- ↑ OECD. (2000). Glossary of Foreign Direct Investment Terms and Definitions. Available online: http://www.oecd.org/daf/inv/investment-policy/2487495.pdf (accessed: 06.01.2013).
- ↑ Land Matrix: http://landportal.info/landmatrix
- ↑ Gesellschaft für Technische Zusammenarbeit (2010). Assessment and appraisal of Foreign Direct Investments (FDI) in land in view of food security. GTZ: Eschborn. Available online: http://www2.gtz.de/dokumente/bib-2010/gtz2010-0478en-foreign-direct-investment-food-security.pdf (accessed: 30.01.2013).
- ↑ 6.0 6.1 6.2 6.3 Tanja Pickardt. (2011). Presentation on large-scale agricultural investments at Tropentag. Available online: http://blog.tropentag.de/node/190 (accessed: 06.01.2013).
- ↑ FAO. (2012). About the Voluntary Guidelines on Tenure Governance. Available online: http://www.fao.org/nr/tenure/voluntary-guidelines/en/ (accessed: 06.01.2013).
- ↑ Committee on World Food Security. (2012). Responsible Agricultural Investments. Available online: http://www.fao.org/docrep/meeting/026/me550E.pdffckLR(accessed: 06.01.2013).
- ↑ Lorenzo Cotula and Rebeca Leonard (2010). Alternatives to land acquisitions:fckLRAgricultural investment and collaborative business models. Available online: fckLRhttp://www.ifad.org/pub/land/alternatives.pdf (accessed 28.01.2013).
- ↑ Imeru Tamrat. (2010). Governance of large-scale agricultural investments in Africa: the case of Ethiopia. Paper presented at the World Bank: Washington DC.
Tim Williams. (2012). Investment Opportunities in Smallholder Agricultural Water Management for Improved Food Security in Sub-Saharan Africa.
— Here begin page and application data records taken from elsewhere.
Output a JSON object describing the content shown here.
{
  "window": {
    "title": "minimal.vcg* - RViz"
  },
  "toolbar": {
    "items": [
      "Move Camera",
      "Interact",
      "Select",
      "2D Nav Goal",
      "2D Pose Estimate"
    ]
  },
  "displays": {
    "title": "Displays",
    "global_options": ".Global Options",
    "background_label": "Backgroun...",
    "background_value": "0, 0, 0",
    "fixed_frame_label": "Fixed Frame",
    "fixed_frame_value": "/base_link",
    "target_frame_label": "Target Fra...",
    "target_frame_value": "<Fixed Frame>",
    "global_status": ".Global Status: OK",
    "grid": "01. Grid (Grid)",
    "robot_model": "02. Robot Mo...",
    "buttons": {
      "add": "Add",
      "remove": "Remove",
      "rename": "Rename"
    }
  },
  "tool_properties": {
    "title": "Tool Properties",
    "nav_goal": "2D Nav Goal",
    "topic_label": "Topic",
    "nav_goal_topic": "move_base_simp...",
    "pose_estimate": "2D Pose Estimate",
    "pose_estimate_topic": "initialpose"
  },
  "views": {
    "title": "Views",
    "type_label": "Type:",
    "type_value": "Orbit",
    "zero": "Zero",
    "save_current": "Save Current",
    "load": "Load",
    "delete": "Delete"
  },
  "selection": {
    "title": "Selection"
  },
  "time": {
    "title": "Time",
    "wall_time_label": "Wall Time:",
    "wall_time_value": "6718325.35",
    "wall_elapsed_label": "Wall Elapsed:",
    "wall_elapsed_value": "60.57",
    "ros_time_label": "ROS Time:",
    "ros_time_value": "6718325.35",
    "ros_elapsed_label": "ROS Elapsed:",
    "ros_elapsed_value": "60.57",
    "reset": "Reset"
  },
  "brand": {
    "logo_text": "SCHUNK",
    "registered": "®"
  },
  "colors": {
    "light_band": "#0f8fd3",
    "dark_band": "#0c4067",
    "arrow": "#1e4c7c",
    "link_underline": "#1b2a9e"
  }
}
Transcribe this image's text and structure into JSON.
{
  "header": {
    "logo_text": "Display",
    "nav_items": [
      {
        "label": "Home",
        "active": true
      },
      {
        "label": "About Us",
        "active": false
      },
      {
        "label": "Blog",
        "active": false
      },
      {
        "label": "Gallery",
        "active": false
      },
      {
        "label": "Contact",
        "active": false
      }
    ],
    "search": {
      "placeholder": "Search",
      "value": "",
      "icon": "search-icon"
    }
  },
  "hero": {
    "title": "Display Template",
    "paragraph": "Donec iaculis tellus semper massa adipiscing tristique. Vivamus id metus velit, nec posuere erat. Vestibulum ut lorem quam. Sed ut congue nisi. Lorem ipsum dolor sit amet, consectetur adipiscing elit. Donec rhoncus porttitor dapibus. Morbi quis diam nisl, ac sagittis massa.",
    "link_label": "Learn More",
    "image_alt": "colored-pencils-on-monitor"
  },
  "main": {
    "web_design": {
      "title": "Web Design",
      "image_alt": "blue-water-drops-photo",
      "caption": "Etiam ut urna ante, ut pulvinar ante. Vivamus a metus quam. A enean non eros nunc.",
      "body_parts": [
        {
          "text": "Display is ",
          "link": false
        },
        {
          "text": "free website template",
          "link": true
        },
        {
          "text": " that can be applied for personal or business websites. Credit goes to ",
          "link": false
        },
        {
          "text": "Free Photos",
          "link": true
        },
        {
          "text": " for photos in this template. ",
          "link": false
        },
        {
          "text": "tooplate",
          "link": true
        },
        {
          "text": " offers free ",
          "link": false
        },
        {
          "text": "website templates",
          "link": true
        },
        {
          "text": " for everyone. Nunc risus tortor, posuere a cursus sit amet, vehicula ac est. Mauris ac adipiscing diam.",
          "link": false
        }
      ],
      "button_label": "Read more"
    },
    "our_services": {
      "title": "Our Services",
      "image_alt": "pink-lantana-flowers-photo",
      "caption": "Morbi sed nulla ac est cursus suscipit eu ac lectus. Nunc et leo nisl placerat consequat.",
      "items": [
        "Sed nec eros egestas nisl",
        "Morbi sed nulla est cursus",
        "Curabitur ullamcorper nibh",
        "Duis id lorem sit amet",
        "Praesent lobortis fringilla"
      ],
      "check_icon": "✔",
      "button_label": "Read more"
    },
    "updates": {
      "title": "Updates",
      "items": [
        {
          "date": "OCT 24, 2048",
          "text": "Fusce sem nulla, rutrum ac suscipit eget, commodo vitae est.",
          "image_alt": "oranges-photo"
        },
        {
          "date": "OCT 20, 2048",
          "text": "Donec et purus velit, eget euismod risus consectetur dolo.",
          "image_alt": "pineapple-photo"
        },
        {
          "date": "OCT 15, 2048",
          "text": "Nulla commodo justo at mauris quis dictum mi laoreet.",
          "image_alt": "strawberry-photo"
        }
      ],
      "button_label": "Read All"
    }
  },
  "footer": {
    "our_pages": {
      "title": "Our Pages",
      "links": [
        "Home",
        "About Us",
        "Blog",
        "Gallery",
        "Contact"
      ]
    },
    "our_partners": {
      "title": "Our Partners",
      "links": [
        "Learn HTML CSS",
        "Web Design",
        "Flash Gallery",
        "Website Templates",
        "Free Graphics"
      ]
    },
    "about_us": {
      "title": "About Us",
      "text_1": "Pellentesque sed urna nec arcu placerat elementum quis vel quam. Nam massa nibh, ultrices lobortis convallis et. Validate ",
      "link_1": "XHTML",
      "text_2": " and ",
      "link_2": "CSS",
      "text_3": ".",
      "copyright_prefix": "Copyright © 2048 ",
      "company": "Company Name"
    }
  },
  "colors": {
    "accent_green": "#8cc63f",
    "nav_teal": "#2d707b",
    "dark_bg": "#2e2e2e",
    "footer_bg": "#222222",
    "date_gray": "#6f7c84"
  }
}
Available online: http://www.fsdl.qa/Portals/0/pdf/17_WILLIAMS.pdf (accessed: 06.01.2013).